Otto Wagner was born the son of a notary to the Royal Hungarian Court on 13 July 1841, who died only five years after the child’s birth. So it was the mother who wielded a decisive influence on her son in the following decades: coming from a well-to-do bourgeois background, she wanted to see him trained as a lawyer. Yet, after having completed his basic humanistic education at the age of sixteen, the young man began to study at the Polytechnic Institute in Vienna. It was Theophil Hansen on whose recommendation Wagner was able to proceed to the Königliche Bauakademie in Berlin. Yet, in 1861, at the age of twenty, Wagner already returned to Vienna where he completed his studies at the Academy of Fine Arts just one year later where he had found two teachers he greatly respected: von Sicardsburg and van der Nüll. After leaving the Academy, he worked in the studio of Ludwig von Förster, the Ringstrasse architect, where he was given an executive function from the start.
At his mother’s urgent request, Wagner married Josefine Domhart in 1863. In the following years, he became a successful Gruenderzeit architect. He built apartment houses, which he planned, financed, used, and sold, as well as villas and participated in a number of competitions. Shortly after his mother’s death in 1880, he escaped from the “moral prison” of his first marriage by divorcing his wife. He married Louise Stiffel whom he adored and almost idolized beyond her death in 1915.
In 1890, Wagner self-published the first volume of “Einige Skizzen, Projekte und ausgeführte Bauwerke” (‘Some Drafts, Projects, and Executed Buildings’). This and the further volumes issued in 1897, 1906, and 1922 respectively already documented the architect’s most important works during his time. Otto Wagner was increasingly fascinated by the new developments in science and technology. In 1883, he received one of the two first prizes in the competition for the new “general regulation plan” for Vienna. The motto he had adopted for this project, Gottfried Semper’s “Artis sola domina necessitas,” should remain crucial for him throughout his life. On the suggestion of the Künstlerhaus, he subsequently became an adviser to the Viennese Transport Commission and the Commission for the Regulation of the Danube Canal in matters of art. This led to his landmark Stadtbahn and Donaukanal designs and buildings.

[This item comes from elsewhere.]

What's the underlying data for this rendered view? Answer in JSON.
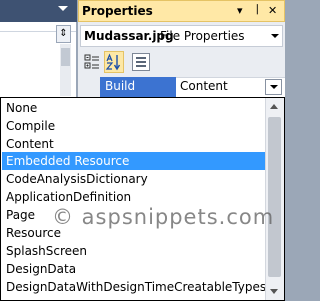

In 1894, Wagner was appointed full professor and director of a special school of architecture at the Academy of Fine Arts Vienna. He published the revolutionary principles of his approach for the first time in his book “Moderne Architektur” (“Modern Architecture”) in 1896. The fourth and last reprint published during his lifetime in 1914 was already titled “Die Baukunst unserer Zeit” (“Architecture Today”). The visionary projects of the “Wagner school” became legendary, and a number of important architects such as Rudolph M. Schindler, Jan Kotéra, Jože Plečnik, Josef Hoffmann, and Ernst Lichtblau were to be found within its ranks. When Otto Wagner retired from the Academy in 1912, his successor was rejected by his students. So Wagner went on teaching them in rented classrooms.

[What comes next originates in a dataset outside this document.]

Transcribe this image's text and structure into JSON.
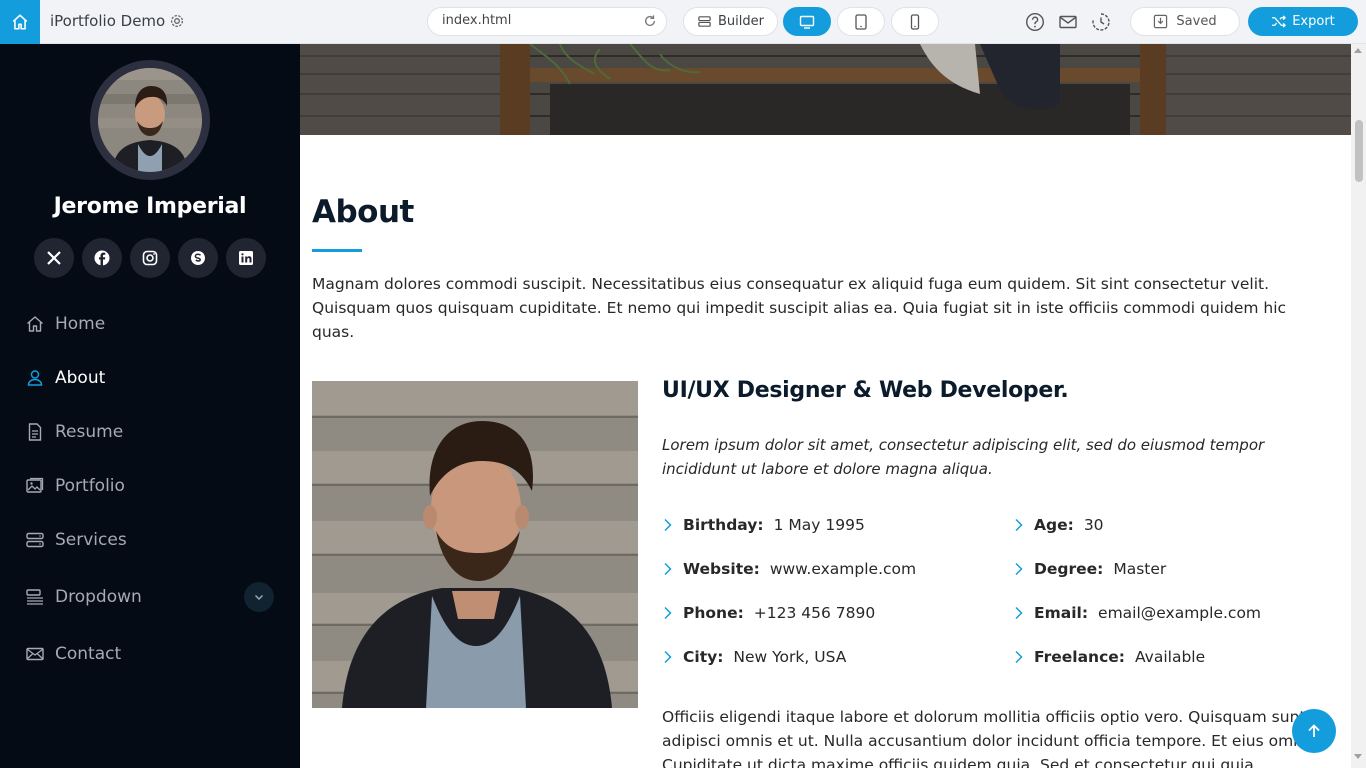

Otto Wagner’s main works date from around 1900: the Postal Savings Banks and the Steinhof Church. The vigorous attacks launched by conservative groups are to be primarily attributed to these successes. Many of his further designs such as that for the Emperor Francis Joseph Municipal Museum, the Technological Museum of Trade and Industry, a new Academy of Fine Arts, the Ministry of War, and the Ministry of Trade were not realized.
In the last years of World War I, Wagner designed hospitals, soldiers’ barracks, and interim churches. He died on 11 April 1918.